That’s the vehicle parked in the dearest space in my heart – our International Harvester Travelall.Substantial, sturdy and spacious, the Travelall was our Endeavor. It was our Beagle. Our Starship Enterprise that boldly took a young family to all parts of the country it had never gone before.
Trading his fedora for a baseball cap or cowboy hat, Dad did all the driving, sometimes all day long to make it across the country and back in whatever vacation time we had. But, from what I could see, he enjoyed clocking those miles – cruising along with his left arm out the window and his right hand on the wheel, tossing out a friendly salute here and there to any driver who granted him room on the highway to pass.
Always beside him, Mum wore many hats of her own including navigator, campsite or motel chooser, and rambunctious child wrangler. She juggled all the tour books, searched the radio for classical music or a good local football match-up, conjured up games for us kids to play, and doled out comics and treats at carefully measured intervals.
She was also on one end of the epic front seat tug-of-war over when to stop for gas. Sort of like Jiminy Cricket, Mum constantly lobbied for conscientious pit stopping while Dad was more willing to let his gut be his guide:
“About time to gas up?” / “Nope.”
A bit later:
“S’eetheart, how about the kids and I start looking for a gas station?” / “Nope.”
“S’eetheart! The needle’s on the ‘E.’ Doesn’t that mean we need gas?” / “Nope. I bet we can go another 50 miles!”
Was Dad such a gas gauge guru that he never once let the Travelall run out of fuel and strand us by the side of the road to make a game of throwing pebbles at a tin can on a fence post while we waited for rescue?
As for the back seat, there was plenty of room – but we youngsters still endlessly struggled to occupy and defend the portions of it we felt were ours. “Dickie”, “Jackie” and I didn’t need to spot a VW Beetle to play Slug Bug – slugging happened quite organically for us. Sharing, however, did not. The concept tended to be forgotten when buttons on a museum display needed pressing, or when there was only change enough to activate the “Magic Fingers” on one motel room bed.
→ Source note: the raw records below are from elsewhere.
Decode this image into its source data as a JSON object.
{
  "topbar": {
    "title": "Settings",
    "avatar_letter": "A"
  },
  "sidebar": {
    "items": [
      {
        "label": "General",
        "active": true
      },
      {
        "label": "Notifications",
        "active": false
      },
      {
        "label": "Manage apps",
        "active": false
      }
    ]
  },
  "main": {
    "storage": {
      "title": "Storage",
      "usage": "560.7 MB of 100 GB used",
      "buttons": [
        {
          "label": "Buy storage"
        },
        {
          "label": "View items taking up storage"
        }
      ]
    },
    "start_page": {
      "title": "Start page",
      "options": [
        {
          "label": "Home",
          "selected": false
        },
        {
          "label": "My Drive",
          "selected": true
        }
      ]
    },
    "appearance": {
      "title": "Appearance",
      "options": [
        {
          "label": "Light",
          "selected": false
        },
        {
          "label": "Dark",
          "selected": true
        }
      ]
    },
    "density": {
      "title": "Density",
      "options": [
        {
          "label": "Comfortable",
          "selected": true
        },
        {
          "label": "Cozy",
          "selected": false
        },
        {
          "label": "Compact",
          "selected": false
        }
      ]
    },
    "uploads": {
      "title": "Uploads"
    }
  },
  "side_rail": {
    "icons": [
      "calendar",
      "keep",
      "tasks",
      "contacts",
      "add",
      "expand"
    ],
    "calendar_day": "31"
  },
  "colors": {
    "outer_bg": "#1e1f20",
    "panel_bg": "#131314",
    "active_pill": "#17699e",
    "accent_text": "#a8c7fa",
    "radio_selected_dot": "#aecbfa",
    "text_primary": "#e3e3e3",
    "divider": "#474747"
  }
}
But somehow we got along.
Well – mostly.
I recall Rich’s loving to read aloud from travel guides and pamphlets as we toured every kind of natural and historical wonder throughout the country. And from age nine, Jack began developing his own visual sense by capturing moments with a camera:I was very young for most of these trips. And while I can remember details here and there, much of what I carry is just the feeling of being on the road, exploring the world as a family – and absolutely loving it!
And ohhh, the things we saw! I hope that when I’m old, as the recollection of where I leave my keys starts to dim, more details from these trips will actually bubble up. But I do hold some images in my mind. Like when Dad made a party out of a lengthy road work delay near the Grand Canyon by breaking out the camp stove for hot drinks and befriending the similarly stranded bakery truck driver just ahead. And when we rode through the night to beat triple-digit heat and saw the sun come up near Gila Bend, Arizona. And when we dined anywhere we pleased on simple fare served off the Travelall’s tailgate – the first and best food truck meals I’ve ever had.
So maybe I am a car enthusiast! Because I love those cars for enabling me to go on some of the most meaningful and cherished journeys of my life. They’re long gone now, those cars. But the mileage I get from remembering where they carried me and those I’ve loved?
Well – there’s not a dashboard long enough for the number.
Once again, Happy New Year! And may 2017 hold for you a wealth of sweet and special journeys!